Set each line of the data down exactly, please.

── DATA TO EXAMINE ──

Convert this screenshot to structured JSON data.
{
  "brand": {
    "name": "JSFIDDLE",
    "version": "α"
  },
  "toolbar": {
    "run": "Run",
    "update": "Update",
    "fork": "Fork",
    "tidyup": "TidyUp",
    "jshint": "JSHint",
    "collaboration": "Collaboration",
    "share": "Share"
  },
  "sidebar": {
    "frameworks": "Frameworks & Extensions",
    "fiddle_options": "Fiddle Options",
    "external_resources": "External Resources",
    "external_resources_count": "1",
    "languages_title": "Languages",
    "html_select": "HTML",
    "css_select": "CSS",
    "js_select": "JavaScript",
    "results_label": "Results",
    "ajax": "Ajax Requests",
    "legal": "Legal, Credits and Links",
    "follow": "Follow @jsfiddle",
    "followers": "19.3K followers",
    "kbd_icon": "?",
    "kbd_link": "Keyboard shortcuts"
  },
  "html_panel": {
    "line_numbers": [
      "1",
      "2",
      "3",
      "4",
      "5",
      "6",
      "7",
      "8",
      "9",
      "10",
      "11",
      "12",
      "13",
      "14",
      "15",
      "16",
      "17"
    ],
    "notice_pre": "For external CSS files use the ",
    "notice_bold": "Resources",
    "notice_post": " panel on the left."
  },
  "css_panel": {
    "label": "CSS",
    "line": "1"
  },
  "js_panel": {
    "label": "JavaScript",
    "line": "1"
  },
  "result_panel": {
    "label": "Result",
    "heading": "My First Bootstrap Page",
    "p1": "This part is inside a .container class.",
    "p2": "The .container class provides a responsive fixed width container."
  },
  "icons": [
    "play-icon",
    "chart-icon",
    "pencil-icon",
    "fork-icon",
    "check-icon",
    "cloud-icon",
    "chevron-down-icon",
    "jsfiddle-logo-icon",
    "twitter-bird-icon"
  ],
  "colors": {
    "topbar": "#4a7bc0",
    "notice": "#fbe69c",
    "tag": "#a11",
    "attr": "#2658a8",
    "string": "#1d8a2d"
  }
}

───

• WRITTEN SOLUTION:
Convert this screenshot to structured JSON data.
{
  "brand": {
    "name": "JSFIDDLE",
    "version": "α"
  },
  "toolbar": {
    "run": "Run",
    "update": "Update",
    "fork": "Fork",
    "tidyup": "TidyUp",
    "jshint": "JSHint",
    "collaboration": "Collaboration",
    "share": "Share"
  },
  "sidebar": {
    "frameworks": "Frameworks & Extensions",
    "fiddle_options": "Fiddle Options",
    "external_resources": "External Resources",
    "external_resources_count": "1",
    "languages_title": "Languages",
    "html_select": "HTML",
    "css_select": "CSS",
    "js_select": "JavaScript",
    "results_label": "Results",
    "ajax": "Ajax Requests",
    "legal": "Legal, Credits and Links",
    "follow": "Follow @jsfiddle",
    "followers": "19.3K followers",
    "kbd_icon": "?",
    "kbd_link": "Keyboard shortcuts"
  },
  "html_panel": {
    "line_numbers": [
      "1",
      "2",
      "3",
      "4",
      "5",
      "6",
      "7",
      "8",
      "9",
      "10",
      "11",
      "12",
      "13",
      "14",
      "15",
      "16",
      "17"
    ],
    "notice_pre": "For external CSS files use the ",
    "notice_bold": "Resources",
    "notice_post": " panel on the left."
  },
  "css_panel": {
    "label": "CSS",
    "line": "1"
  },
  "js_panel": {
    "label": "JavaScript",
    "line": "1"
  },
  "result_panel": {
    "label": "Result",
    "heading": "My First Bootstrap Page",
    "p1": "This part is inside a .container class.",
    "p2": "The .container class provides a responsive fixed width container."
  },
  "icons": [
    "play-icon",
    "chart-icon",
    "pencil-icon",
    "fork-icon",
    "check-icon",
    "cloud-icon",
    "chevron-down-icon",
    "jsfiddle-logo-icon",
    "twitter-bird-icon"
  ],
  "colors": {
    "topbar": "#4a7bc0",
    "notice": "#fbe69c",
    "tag": "#a11",
    "attr": "#2658a8",
    "string": "#1d8a2d"
  }
}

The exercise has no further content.